### Work instructions
Leaving out the images, repeat all the lines below exactly.
[Materials provided — start]
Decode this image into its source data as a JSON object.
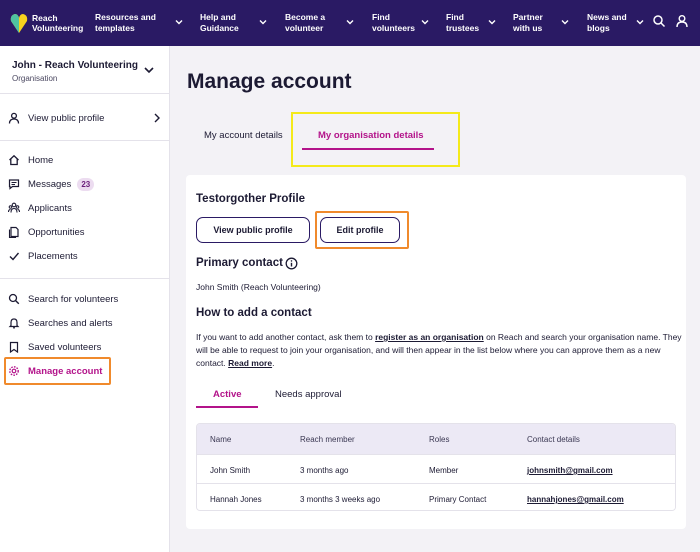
{
  "brand": {
    "line1": "Reach",
    "line2": "Volunteering",
    "colors": {
      "nav": "#2a1a64",
      "accent": "#b3138a",
      "highlight_orange": "#f08a2c",
      "highlight_yellow": "#f4ea1a"
    }
  },
  "nav": {
    "items": [
      {
        "label": "Resources and\ntemplates"
      },
      {
        "label": "Help and\nGuidance"
      },
      {
        "label": "Become a\nvolunteer"
      },
      {
        "label": "Find\nvolunteers"
      },
      {
        "label": "Find\ntrustees"
      },
      {
        "label": "Partner\nwith us"
      },
      {
        "label": "News and\nblogs"
      }
    ],
    "icons": [
      "search-icon",
      "user-icon"
    ]
  },
  "sidebar": {
    "account_name": "John - Reach Volunteering",
    "account_role": "Organisation",
    "view_public_profile": "View public profile",
    "items": [
      {
        "label": "Home",
        "icon": "home-icon"
      },
      {
        "label": "Messages",
        "icon": "message-icon",
        "badge": "23"
      },
      {
        "label": "Applicants",
        "icon": "people-icon"
      },
      {
        "label": "Opportunities",
        "icon": "documents-icon"
      },
      {
        "label": "Placements",
        "icon": "check-icon"
      }
    ],
    "items2": [
      {
        "label": "Search for volunteers",
        "icon": "search-icon"
      },
      {
        "label": "Searches and alerts",
        "icon": "bell-icon"
      },
      {
        "label": "Saved volunteers",
        "icon": "bookmark-icon"
      },
      {
        "label": "Manage account",
        "icon": "gear-icon",
        "active": true
      }
    ]
  },
  "main": {
    "title": "Manage account",
    "tabs": [
      {
        "label": "My account details"
      },
      {
        "label": "My organisation details",
        "active": true
      }
    ],
    "profile_heading": "Testorgother Profile",
    "buttons": {
      "view": "View public profile",
      "edit": "Edit profile"
    },
    "primary_contact_heading": "Primary contact",
    "primary_contact_value": "John Smith (Reach Volunteering)",
    "add_contact_heading": "How to add a contact",
    "add_contact_text_1": "If you want to add another contact, ask them to ",
    "add_contact_link": "register as an organisation",
    "add_contact_text_2": " on Reach and search your organisation name. They will be able to request to join your organisation, and will then appear in the list below where you can approve them as a new contact. ",
    "read_more": "Read more",
    "read_more_suffix": ".",
    "contact_tabs": [
      {
        "label": "Active",
        "active": true
      },
      {
        "label": "Needs approval"
      }
    ],
    "table": {
      "headers": [
        "Name",
        "Reach member",
        "Roles",
        "Contact details"
      ],
      "rows": [
        [
          "John Smith",
          "3 months ago",
          "Member",
          "johnsmith@gmail.com"
        ],
        [
          "Hannah Jones",
          "3 months 3 weeks ago",
          "Primary Contact",
          "hannahjones@gmail.com"
        ]
      ]
    }
  }
}
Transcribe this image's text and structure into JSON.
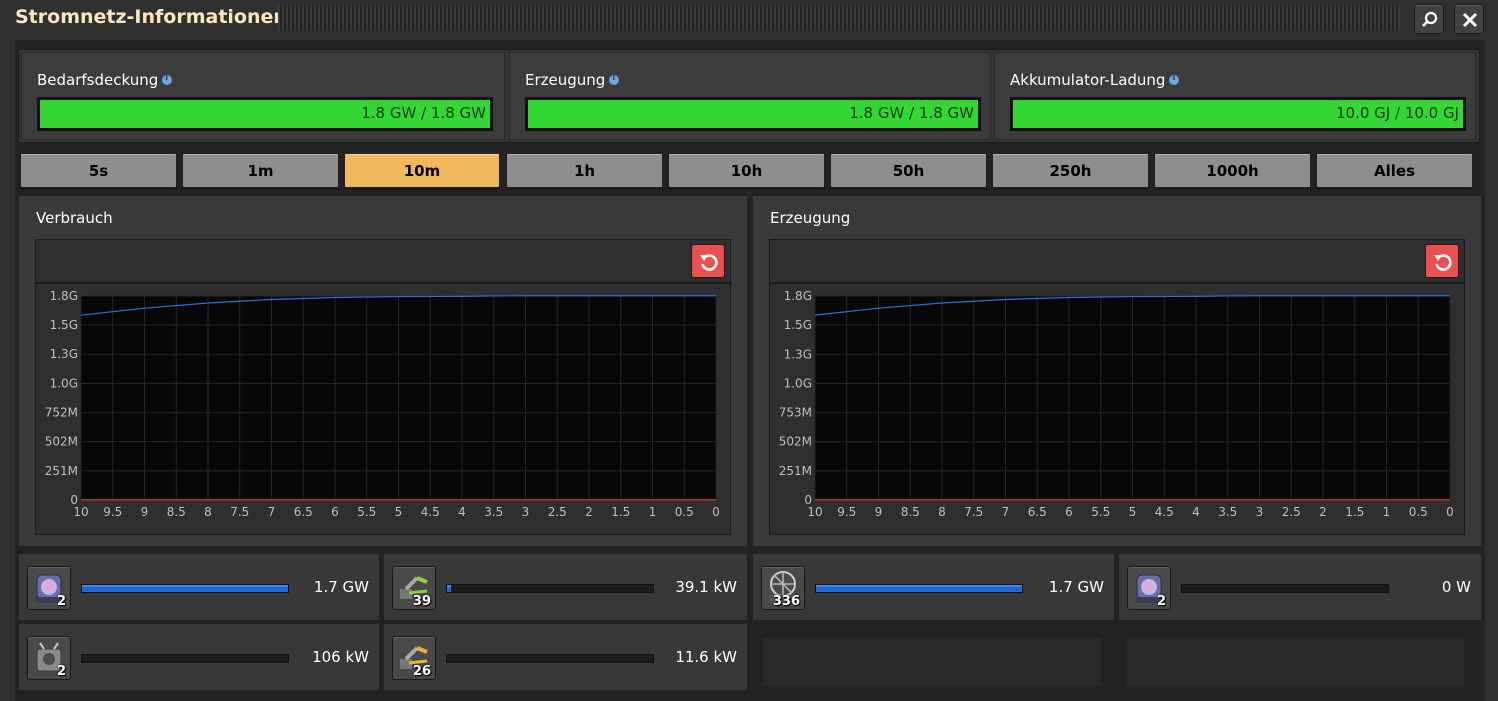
{
  "window": {
    "title": "Stromnetz-Informationen"
  },
  "stats": [
    {
      "label": "Bedarfsdeckung",
      "value": "1.8 GW / 1.8 GW",
      "fill": 1.0
    },
    {
      "label": "Erzeugung",
      "value": "1.8 GW / 1.8 GW",
      "fill": 1.0
    },
    {
      "label": "Akkumulator-Ladung",
      "value": "10.0 GJ / 10.0 GJ",
      "fill": 1.0
    }
  ],
  "time_buttons": [
    "5s",
    "1m",
    "10m",
    "1h",
    "10h",
    "50h",
    "250h",
    "1000h",
    "Alles"
  ],
  "active_time": "10m",
  "colors": {
    "accent_active": "#f0b75b",
    "bar_green": "#33d633",
    "line_blue": "#2b6fd6",
    "line_red": "#d43a2a",
    "reset_red": "#ea5050"
  },
  "panels": {
    "consumption": {
      "title": "Verbrauch"
    },
    "production": {
      "title": "Erzeugung"
    }
  },
  "chart_data": [
    {
      "type": "line",
      "title": "Verbrauch",
      "y_ticks": [
        "0",
        "251M",
        "502M",
        "752M",
        "1.0G",
        "1.3G",
        "1.5G",
        "1.8G"
      ],
      "y_tick_values": [
        0,
        251,
        502,
        752,
        1003,
        1254,
        1504,
        1755
      ],
      "x_ticks": [
        "10",
        "9.5",
        "9",
        "8.5",
        "8",
        "7.5",
        "7",
        "6.5",
        "6",
        "5.5",
        "5",
        "4.5",
        "4",
        "3.5",
        "3",
        "2.5",
        "2",
        "1.5",
        "1",
        "0.5",
        "0"
      ],
      "ylim": [
        0,
        1755
      ],
      "xlim": [
        10,
        0
      ],
      "series": [
        {
          "color": "#2b6fd6",
          "x": [
            10,
            9,
            8,
            7,
            6,
            5,
            4,
            3.5,
            3,
            2,
            1,
            0
          ],
          "y": [
            1590,
            1650,
            1695,
            1725,
            1742,
            1750,
            1752,
            1756,
            1757,
            1757,
            1757,
            1757
          ]
        },
        {
          "color": "#d43a2a",
          "x": [
            10,
            0
          ],
          "y": [
            2,
            2
          ]
        }
      ]
    },
    {
      "type": "line",
      "title": "Erzeugung",
      "y_ticks": [
        "0",
        "251M",
        "502M",
        "753M",
        "1.0G",
        "1.3G",
        "1.5G",
        "1.8G"
      ],
      "y_tick_values": [
        0,
        251,
        502,
        753,
        1004,
        1255,
        1506,
        1757
      ],
      "x_ticks": [
        "10",
        "9.5",
        "9",
        "8.5",
        "8",
        "7.5",
        "7",
        "6.5",
        "6",
        "5.5",
        "5",
        "4.5",
        "4",
        "3.5",
        "3",
        "2.5",
        "2",
        "1.5",
        "1",
        "0.5",
        "0"
      ],
      "ylim": [
        0,
        1757
      ],
      "xlim": [
        10,
        0
      ],
      "series": [
        {
          "color": "#2b6fd6",
          "x": [
            10,
            9,
            8,
            7,
            6,
            5,
            4,
            3.5,
            3,
            2,
            1,
            0
          ],
          "y": [
            1592,
            1652,
            1697,
            1727,
            1744,
            1752,
            1754,
            1758,
            1759,
            1759,
            1759,
            1759
          ]
        },
        {
          "color": "#d43a2a",
          "x": [
            10,
            0
          ],
          "y": [
            2,
            2
          ]
        }
      ]
    }
  ],
  "consumers": [
    {
      "icon": "lab-icon",
      "count": "2",
      "value": "1.7 GW",
      "fill": 1.0
    },
    {
      "icon": "inserter-green-icon",
      "count": "39",
      "value": "39.1 kW",
      "fill": 0.02
    },
    {
      "icon": "roboport-icon",
      "count": "2",
      "value": "106 kW",
      "fill": 0.0
    },
    {
      "icon": "inserter-yellow-icon",
      "count": "26",
      "value": "11.6 kW",
      "fill": 0.0
    }
  ],
  "producers": [
    {
      "icon": "steam-engine-icon",
      "count": "336",
      "value": "1.7 GW",
      "fill": 1.0
    },
    {
      "icon": "lab-icon",
      "count": "2",
      "value": "0 W",
      "fill": 0.0
    }
  ]
}
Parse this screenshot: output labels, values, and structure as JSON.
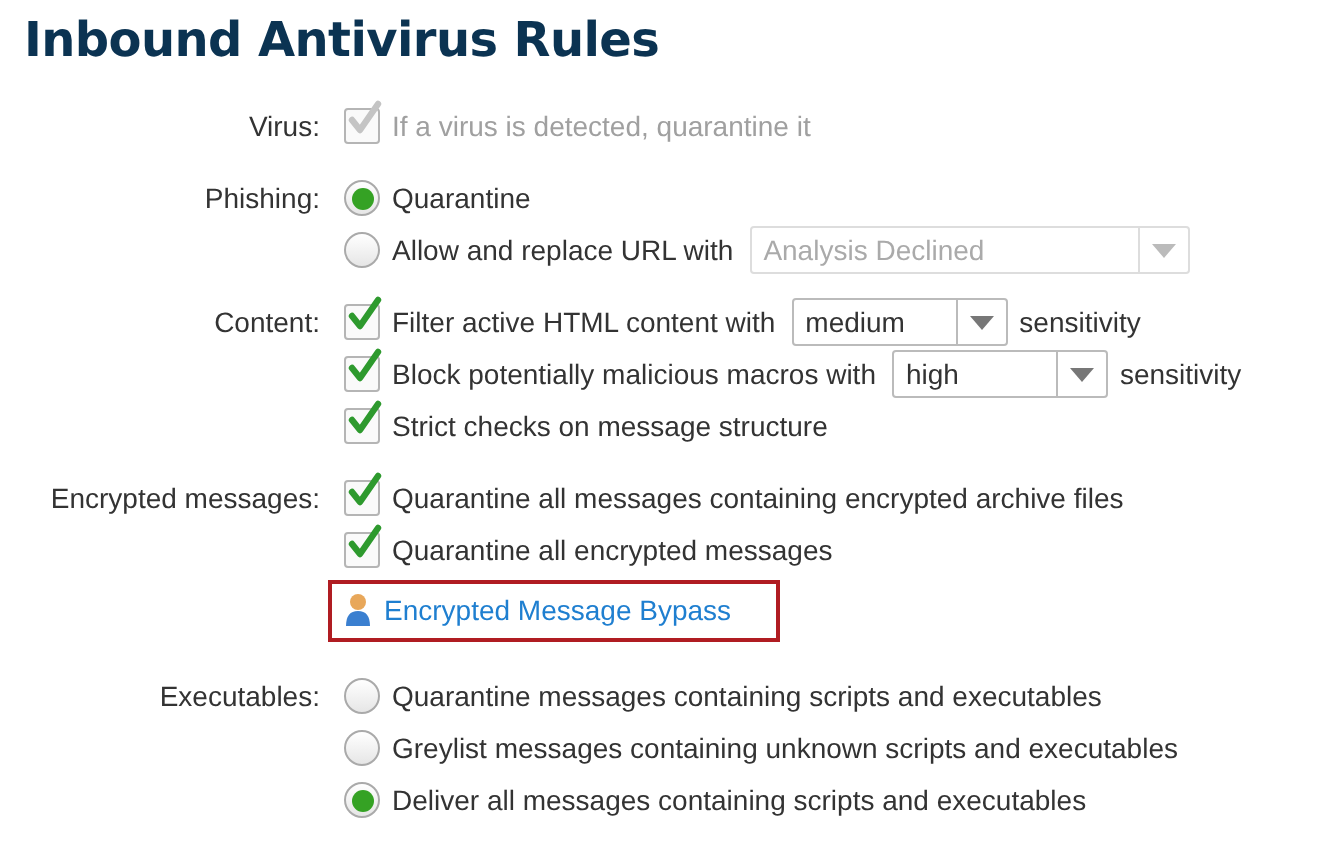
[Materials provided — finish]
### Reply to the exercise
Decode this image into its source data as a JSON object.
{
  "brand": {
    "line1": "Reach",
    "line2": "Volunteering",
    "colors": {
      "nav": "#2a1a64",
      "accent": "#b3138a",
      "highlight_orange": "#f08a2c",
      "highlight_yellow": "#f4ea1a"
    }
  },
  "nav": {
    "items": [
      {
        "label": "Resources and\ntemplates"
      },
      {
        "label": "Help and\nGuidance"
      },
      {
        "label": "Become a\nvolunteer"
      },
      {
        "label": "Find\nvolunteers"
      },
      {
        "label": "Find\ntrustees"
      },
      {
        "label": "Partner\nwith us"
      },
      {
        "label": "News and\nblogs"
      }
    ],
    "icons": [
      "search-icon",
      "user-icon"
    ]
  },
  "sidebar": {
    "account_name": "John - Reach Volunteering",
    "account_role": "Organisation",
    "view_public_profile": "View public profile",
    "items": [
      {
        "label": "Home",
        "icon": "home-icon"
      },
      {
        "label": "Messages",
        "icon": "message-icon",
        "badge": "23"
      },
      {
        "label": "Applicants",
        "icon": "people-icon"
      },
      {
        "label": "Opportunities",
        "icon": "documents-icon"
      },
      {
        "label": "Placements",
        "icon": "check-icon"
      }
    ],
    "items2": [
      {
        "label": "Search for volunteers",
        "icon": "search-icon"
      },
      {
        "label": "Searches and alerts",
        "icon": "bell-icon"
      },
      {
        "label": "Saved volunteers",
        "icon": "bookmark-icon"
      },
      {
        "label": "Manage account",
        "icon": "gear-icon",
        "active": true
      }
    ]
  },
  "main": {
    "title": "Manage account",
    "tabs": [
      {
        "label": "My account details"
      },
      {
        "label": "My organisation details",
        "active": true
      }
    ],
    "profile_heading": "Testorgother Profile",
    "buttons": {
      "view": "View public profile",
      "edit": "Edit profile"
    },
    "primary_contact_heading": "Primary contact",
    "primary_contact_value": "John Smith (Reach Volunteering)",
    "add_contact_heading": "How to add a contact",
    "add_contact_text_1": "If you want to add another contact, ask them to ",
    "add_contact_link": "register as an organisation",
    "add_contact_text_2": " on Reach and search your organisation name. They will be able to request to join your organisation, and will then appear in the list below where you can approve them as a new contact. ",
    "read_more": "Read more",
    "read_more_suffix": ".",
    "contact_tabs": [
      {
        "label": "Active",
        "active": true
      },
      {
        "label": "Needs approval"
      }
    ],
    "table": {
      "headers": [
        "Name",
        "Reach member",
        "Roles",
        "Contact details"
      ],
      "rows": [
        [
          "John Smith",
          "3 months ago",
          "Member",
          "johnsmith@gmail.com"
        ],
        [
          "Hannah Jones",
          "3 months 3 weeks ago",
          "Primary Contact",
          "hannahjones@gmail.com"
        ]
      ]
    }
  }
}
Transcribe this image's text and structure into JSON.
{
  "window": {
    "title": "Stromnetz-Informationen"
  },
  "stats": [
    {
      "label": "Bedarfsdeckung",
      "value": "1.8 GW / 1.8 GW",
      "fill": 1.0
    },
    {
      "label": "Erzeugung",
      "value": "1.8 GW / 1.8 GW",
      "fill": 1.0
    },
    {
      "label": "Akkumulator-Ladung",
      "value": "10.0 GJ / 10.0 GJ",
      "fill": 1.0
    }
  ],
  "time_buttons": [
    "5s",
    "1m",
    "10m",
    "1h",
    "10h",
    "50h",
    "250h",
    "1000h",
    "Alles"
  ],
  "active_time": "10m",
  "colors": {
    "accent_active": "#f0b75b",
    "bar_green": "#33d633",
    "line_blue": "#2b6fd6",
    "line_red": "#d43a2a",
    "reset_red": "#ea5050"
  },
  "panels": {
    "consumption": {
      "title": "Verbrauch"
    },
    "production": {
      "title": "Erzeugung"
    }
  },
  "chart_data": [
    {
      "type": "line",
      "title": "Verbrauch",
      "y_ticks": [
        "0",
        "251M",
        "502M",
        "752M",
        "1.0G",
        "1.3G",
        "1.5G",
        "1.8G"
      ],
      "y_tick_values": [
        0,
        251,
        502,
        752,
        1003,
        1254,
        1504,
        1755
      ],
      "x_ticks": [
        "10",
        "9.5",
        "9",
        "8.5",
        "8",
        "7.5",
        "7",
        "6.5",
        "6",
        "5.5",
        "5",
        "4.5",
        "4",
        "3.5",
        "3",
        "2.5",
        "2",
        "1.5",
        "1",
        "0.5",
        "0"
      ],
      "ylim": [
        0,
        1755
      ],
      "xlim": [
        10,
        0
      ],
      "series": [
        {
          "color": "#2b6fd6",
          "x": [
            10,
            9,
            8,
            7,
            6,
            5,
            4,
            3.5,
            3,
            2,
            1,
            0
          ],
          "y": [
            1590,
            1650,
            1695,
            1725,
            1742,
            1750,
            1752,
            1756,
            1757,
            1757,
            1757,
            1757
          ]
        },
        {
          "color": "#d43a2a",
          "x": [
            10,
            0
          ],
          "y": [
            2,
            2
          ]
        }
      ]
    },
    {
      "type": "line",
      "title": "Erzeugung",
      "y_ticks": [
        "0",
        "251M",
        "502M",
        "753M",
        "1.0G",
        "1.3G",
        "1.5G",
        "1.8G"
      ],
      "y_tick_values": [
        0,
        251,
        502,
        753,
        1004,
        1255,
        1506,
        1757
      ],
      "x_ticks": [
        "10",
        "9.5",
        "9",
        "8.5",
        "8",
        "7.5",
        "7",
        "6.5",
        "6",
        "5.5",
        "5",
        "4.5",
        "4",
        "3.5",
        "3",
        "2.5",
        "2",
        "1.5",
        "1",
        "0.5",
        "0"
      ],
      "ylim": [
        0,
        1757
      ],
      "xlim": [
        10,
        0
      ],
      "series": [
        {
          "color": "#2b6fd6",
          "x": [
            10,
            9,
            8,
            7,
            6,
            5,
            4,
            3.5,
            3,
            2,
            1,
            0
          ],
          "y": [
            1592,
            1652,
            1697,
            1727,
            1744,
            1752,
            1754,
            1758,
            1759,
            1759,
            1759,
            1759
          ]
        },
        {
          "color": "#d43a2a",
          "x": [
            10,
            0
          ],
          "y": [
            2,
            2
          ]
        }
      ]
    }
  ],
  "consumers": [
    {
      "icon": "lab-icon",
      "count": "2",
      "value": "1.7 GW",
      "fill": 1.0
    },
    {
      "icon": "inserter-green-icon",
      "count": "39",
      "value": "39.1 kW",
      "fill": 0.02
    },
    {
      "icon": "roboport-icon",
      "count": "2",
      "value": "106 kW",
      "fill": 0.0
    },
    {
      "icon": "inserter-yellow-icon",
      "count": "26",
      "value": "11.6 kW",
      "fill": 0.0
    }
  ],
  "producers": [
    {
      "icon": "steam-engine-icon",
      "count": "336",
      "value": "1.7 GW",
      "fill": 1.0
    },
    {
      "icon": "lab-icon",
      "count": "2",
      "value": "0 W",
      "fill": 0.0
    }
  ]
}
Parse this screenshot: output labels, values, and structure as JSON.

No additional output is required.